Opening a Can of Gluten-Free Pumpkin Whoop Ass.
I’m five-ish weeks into a gluten-free life, and the waah waaaaaah is starting to wear off. (I can’t pretend to be above the waaah. Diabetes is such a food-anchored disease, and an additional restriction acts as an extra fun vacuum, sucking the fun out of meals even more.) But I’m rounding a corner with this new (and admittedly self-imposed, but with good reason) restriction, and it’s time to start branching out.
My mother-in-law is an excellent cook and she gifted America’s Test Kitchen: How Can It Be Gluten-Free cookbook to Chris and I after learning about our gluten-free leanings. For a few weeks, I avoided opening it because I was feeling crummy about the transition, but this morning Birdy and I decided to tackle the gluten-free pumpkin bread.
I don’t know what copyright infringements exist when it comes to recipes, so I’m opting to not post the recipe here (I’m scared of the Test Kitchen people), but I will confirm that the bread, although a little bit of a pain in the butt to prepare, was delicious. IS delicious, because it’s still sitting out on the kitchen counter cooling and the whole house smells terrific.
The bread recipe only called for 1/2 a cup of pumpkin, so we had the majority of a can of pumpkin left over, all nice-smelling and tempting us to make something else.

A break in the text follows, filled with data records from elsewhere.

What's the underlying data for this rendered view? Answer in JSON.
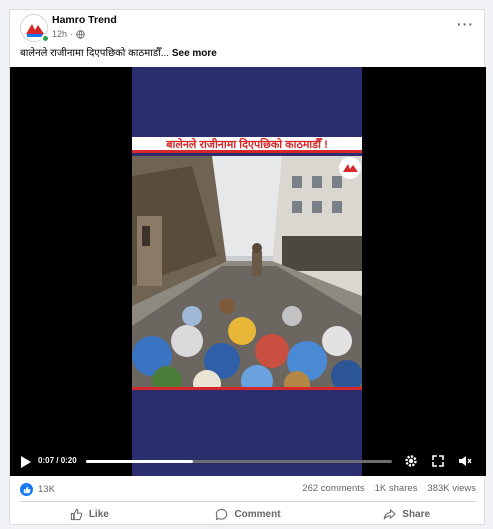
{
  "post": {
    "page_name": "Hamro Trend",
    "time": "12h",
    "dot": "·",
    "caption": "बालेनले राजीनामा दिएपछिको काठमाडौँ...",
    "see_more": "See more",
    "avatar_text": "HT"
  },
  "video": {
    "title_text": "बालेनले राजीनामा दिएपछिको काठमाडौँ !",
    "logo_text": "HT",
    "current_time": "0:07",
    "duration": "0:20",
    "time_sep": " / ",
    "progress": 0.35
  },
  "stats": {
    "reactions": "13K",
    "comments": "262 comments",
    "shares": "1K shares",
    "views": "383K views"
  },
  "actions": {
    "like": "Like",
    "comment": "Comment",
    "share": "Share"
  },
  "colors": {
    "accent": "#1877f2",
    "title_red": "#d62828",
    "video_bg": "#2a2d6e",
    "online": "#31a24c"
  }
}
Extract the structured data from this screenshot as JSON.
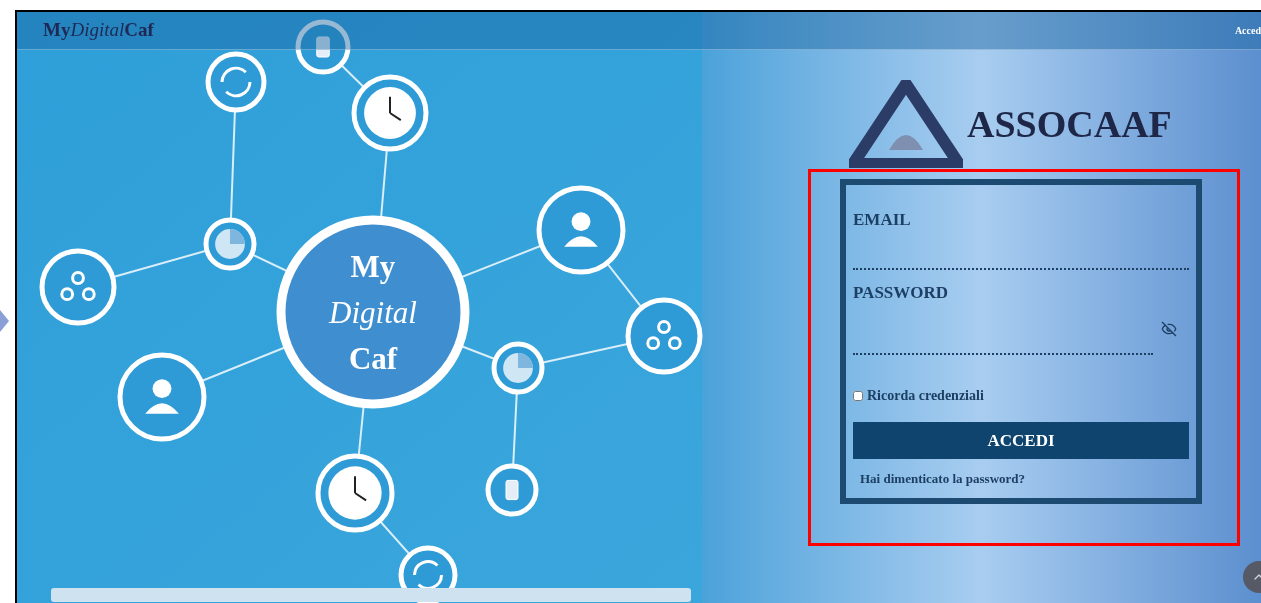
{
  "header": {
    "logo": [
      {
        "text": "My",
        "italic": false
      },
      {
        "text": "Digital",
        "italic": true
      },
      {
        "text": "Caf",
        "italic": false
      }
    ],
    "login_link": "Acced"
  },
  "hero": {
    "center_label": [
      "My",
      "Digital",
      "Caf"
    ]
  },
  "brand": {
    "name": "ASSOCAAF"
  },
  "login_form": {
    "fields": [
      {
        "label": "EMAIL",
        "kind": "text"
      },
      {
        "label": "PASSWORD",
        "kind": "password"
      }
    ],
    "remember": {
      "label": "Ricorda credenziali",
      "checked": false
    },
    "submit": "ACCEDI",
    "forgot_link": "Hai dimenticato la password?"
  }
}
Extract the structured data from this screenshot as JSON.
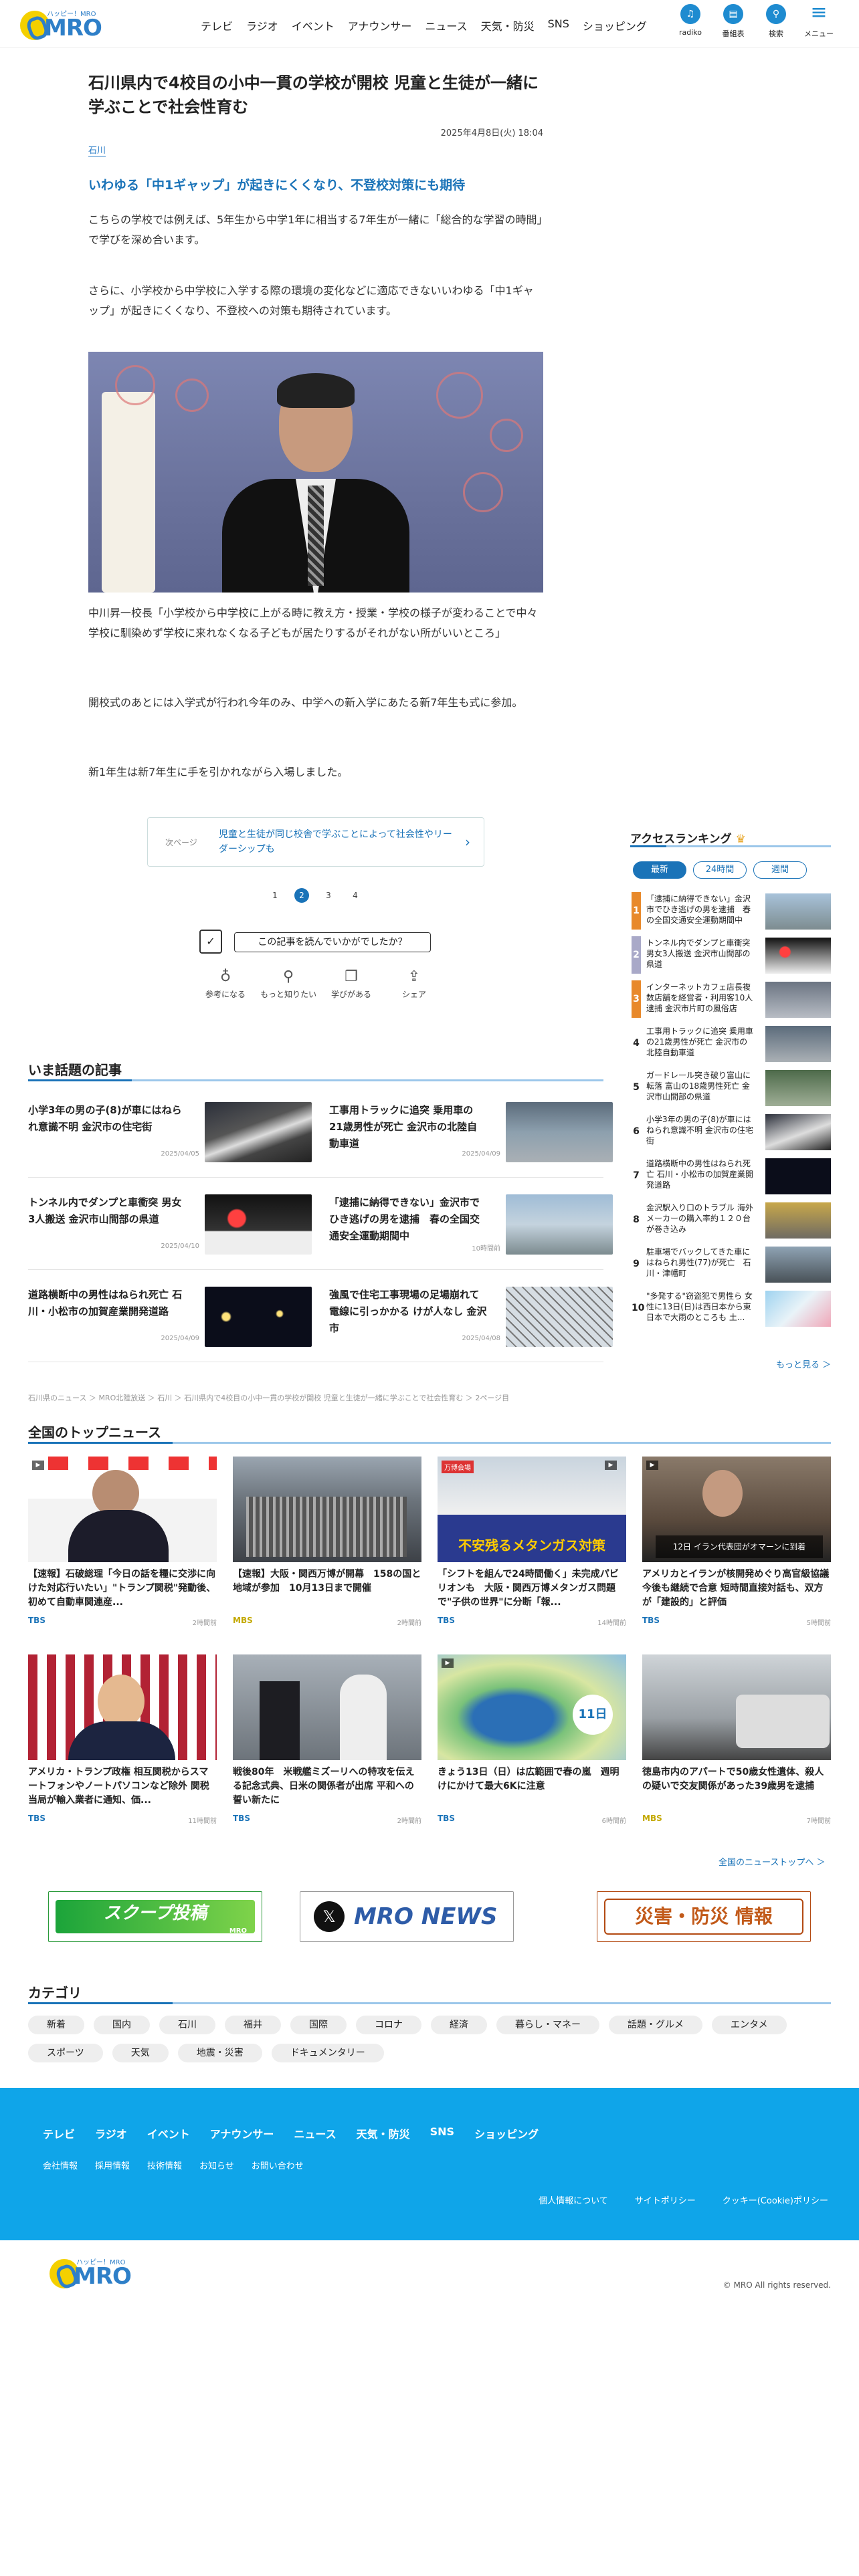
{
  "header": {
    "logo_tagline": "ハッピー！MRO",
    "logo_text": "MRO",
    "nav": [
      "テレビ",
      "ラジオ",
      "イベント",
      "アナウンサー",
      "ニュース",
      "天気・防災",
      "SNS",
      "ショッピング"
    ],
    "icons": [
      {
        "label": "radiko",
        "icon": "radiko-icon",
        "glyph": "♫"
      },
      {
        "label": "番組表",
        "icon": "program-guide-icon",
        "glyph": "▤"
      },
      {
        "label": "検索",
        "icon": "search-icon",
        "glyph": "⚲"
      },
      {
        "label": "メニュー",
        "icon": "menu-icon",
        "glyph": "≡"
      }
    ]
  },
  "article": {
    "title": "石川県内で4校目の小中一貫の学校が開校 児童と生徒が一緒に学ぶことで社会性育む",
    "date": "2025年4月8日(火) 18:04",
    "category": "石川",
    "heading": "いわゆる「中1ギャップ」が起きにくくなり、不登校対策にも期待",
    "p1": "こちらの学校では例えば、5年生から中学1年に相当する7年生が一緒に「総合的な学習の時間」で学びを深め合います。",
    "p2": "さらに、小学校から中学校に入学する際の環境の変化などに適応できないいわゆる「中1ギャップ」が起きにくくなり、不登校への対策も期待されています。",
    "caption": "中川昇一校長「小学校から中学校に上がる時に教え方・授業・学校の様子が変わることで中々学校に馴染めず学校に来れなくなる子どもが居たりするがそれがない所がいいところ」",
    "p3": "開校式のあとには入学式が行われ今年のみ、中学への新入学にあたる新7年生も式に参加。",
    "p4": "新1年生は新7年生に手を引かれながら入場しました。",
    "next_label": "次ページ",
    "next_title": "児童と生徒が同じ校舎で学ぶことによって社会性やリーダーシップも",
    "pages": [
      "1",
      "2",
      "3",
      "4"
    ],
    "current_page": "2",
    "survey_label": "この記事を読んでいかがでしたか？",
    "reactions": [
      {
        "label": "参考になる",
        "icon": "lightbulb-icon",
        "glyph": "♁"
      },
      {
        "label": "もっと知りたい",
        "icon": "magnifier-icon",
        "glyph": "⚲"
      },
      {
        "label": "学びがある",
        "icon": "book-icon",
        "glyph": "❐"
      },
      {
        "label": "シェア",
        "icon": "share-icon",
        "glyph": "⇪"
      }
    ]
  },
  "hot": {
    "heading": "いま話題の記事",
    "items": [
      {
        "title": "小学3年の男の子(8)が車にはねられ意識不明 金沢市の住宅街",
        "date": "2025/04/05"
      },
      {
        "title": "工事用トラックに追突 乗用車の21歳男性が死亡 金沢市の北陸自動車道",
        "date": "2025/04/09"
      },
      {
        "title": "トンネル内でダンプと車衝突 男女3人搬送 金沢市山間部の県道",
        "date": "2025/04/10"
      },
      {
        "title": "「逮捕に納得できない」金沢市でひき逃げの男を逮捕　春の全国交通安全運動期間中",
        "date": "10時間前"
      },
      {
        "title": "道路横断中の男性はねられ死亡 石川・小松市の加賀産業開発道路",
        "date": "2025/04/09"
      },
      {
        "title": "強風で住宅工事現場の足場崩れて電線に引っかかる けが人なし 金沢市",
        "date": "2025/04/08"
      }
    ]
  },
  "breadcrumb": "石川県のニュース ＞ MRO北陸放送 ＞ 石川 ＞ 石川県内で4校目の小中一貫の学校が開校 児童と生徒が一緒に学ぶことで社会性育む ＞ 2ページ目",
  "ranking": {
    "heading": "アクセスランキング",
    "tabs": [
      "最新",
      "24時間",
      "週間"
    ],
    "items": [
      {
        "n": "1",
        "title": "「逮捕に納得できない」金沢市でひき逃げの男を逮捕　春の全国交通安全運動期間中"
      },
      {
        "n": "2",
        "title": "トンネル内でダンプと車衝突 男女3人搬送 金沢市山間部の県道"
      },
      {
        "n": "3",
        "title": "インターネットカフェ店長複数店舗を経営者・利用客10人逮捕 金沢市片町の風俗店"
      },
      {
        "n": "4",
        "title": "工事用トラックに追突 乗用車の21歳男性が死亡 金沢市の北陸自動車道"
      },
      {
        "n": "5",
        "title": "ガードレール突き破り富山に転落 富山の18歳男性死亡 金沢市山間部の県道"
      },
      {
        "n": "6",
        "title": "小学3年の男の子(8)が車にはねられ意識不明 金沢市の住宅街"
      },
      {
        "n": "7",
        "title": "道路横断中の男性はねられ死亡 石川・小松市の加賀産業開発道路"
      },
      {
        "n": "8",
        "title": "金沢駅入り口のトラブル 海外メーカーの購入率約１２０台が巻き込み"
      },
      {
        "n": "9",
        "title": "駐車場でバックしてきた車にはねられ男性(77)が死亡　石川・津幡町"
      },
      {
        "n": "10",
        "title": "\"多発する\"窃盗犯で男性ら 女性に13日(日)は西日本から東日本で大雨のところも 土..."
      }
    ],
    "more": "もっと見る ＞"
  },
  "national": {
    "heading": "全国のトップニュース",
    "items": [
      {
        "title": "【速報】石破総理「今日の話を糧に交渉に向けた対応行いたい」\"トランプ関税\"発動後、初めて自動車関連産...",
        "src": "TBS",
        "time": "2時間前"
      },
      {
        "title": "【速報】大阪・関西万博が開幕　158の国と地域が参加　10月13日まで開催",
        "src": "MBS",
        "time": "2時間前"
      },
      {
        "title": "「シフトを組んで24時間働く」未完成パビリオンも　大阪・関西万博メタンガス問題で\"子供の世界\"に分断「報...",
        "src": "TBS",
        "time": "14時間前"
      },
      {
        "title": "アメリカとイランが核開発めぐり高官級協議 今後も継続で合意 短時間直接対話も、双方が「建設的」と評価",
        "src": "TBS",
        "time": "5時間前"
      },
      {
        "title": "アメリカ・トランプ政権 相互関税からスマートフォンやノートパソコンなど除外 関税当局が輸入業者に通知、価...",
        "src": "TBS",
        "time": "11時間前"
      },
      {
        "title": "戦後80年　米戦艦ミズーリへの特攻を伝える記念式典、日米の関係者が出席 平和への誓い新たに",
        "src": "TBS",
        "time": "2時間前"
      },
      {
        "title": "きょう13日（日）は広範囲で春の嵐　週明けにかけて最大6Kに注意",
        "src": "TBS",
        "time": "6時間前"
      },
      {
        "title": "徳島市内のアパートで50歳女性遺体、殺人の疑いで交友関係があった39歳男を逮捕",
        "src": "MBS",
        "time": "7時間前"
      }
    ],
    "more": "全国のニューストップへ ＞",
    "img_texts": {
      "gas": "不安残るメタンガス対策",
      "gas_top": "万博会場",
      "iran": "12日 イラン代表団がオマーンに到着",
      "weather": "11日"
    }
  },
  "banners": [
    {
      "text": "スクープ投稿",
      "sub": "MRO",
      "icon": "scoop-banner"
    },
    {
      "text": "MRO NEWS",
      "icon": "x-icon"
    },
    {
      "text": "災害・防災 情報",
      "icon": "disaster-banner"
    }
  ],
  "category": {
    "heading": "カテゴリ",
    "items": [
      "新着",
      "国内",
      "石川",
      "福井",
      "国際",
      "コロナ",
      "経済",
      "暮らし・マネー",
      "話題・グルメ",
      "エンタメ",
      "スポーツ",
      "天気",
      "地震・災害",
      "ドキュメンタリー"
    ]
  },
  "footer": {
    "nav": [
      "テレビ",
      "ラジオ",
      "イベント",
      "アナウンサー",
      "ニュース",
      "天気・防災",
      "SNS",
      "ショッピング"
    ],
    "nav2": [
      "会社情報",
      "採用情報",
      "技術情報",
      "お知らせ",
      "お問い合わせ"
    ],
    "nav3": [
      "個人情報について",
      "サイトポリシー",
      "クッキー(Cookie)ポリシー"
    ],
    "copyright": "© MRO All rights reserved."
  },
  "colors": {
    "accent": "#1a73b8",
    "footer": "#0fa5e9",
    "logo_yellow": "#f4d000",
    "rank_orange": "#e8892b"
  }
}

“COOKIES!!!” yelled Birdy, which is her answer to just about everything. (A close second to “Why?”)
“Okay, let’s hunt down some cookies that have pumpkin in them,” I replied.
“Because … you just said cookies?”
“Oh yeah. I forgot.”
We found a gluten-free pumpkin sandwich cookie via Google with these puffy, awesome pumpkin cookies and a cream cheese filling, so have at it we did. Navigating the gluten-free curve has been interesting, though, because I am learning how many random things have gluten in them. Like vanilla. The vanilla in our cupboard is imitation (don’t hate) and according to Chef Google probably contains gluten (and also anal secretions from beavers WTF), so we used the makeshift substitution at the bottom of the recipe of 1/2 teaspoon ground cinnamon plus 1/4 teaspoon ground ginger, 1/4 teaspoon ground nutmeg and 1/8 teaspoon ground cloves.
The end result, though visually clumsy, was also delicious.
It’s easier for me to avoid desserts most of the time because eating less junk makes the most sense for me, diabetes-wise. But for those moments when I’d like to enjoy something sweet, I’m glad there are options that won’t wreck havoc on my body. Gluten-free doesn’t have to be gross, and I’m slowly learning that fact.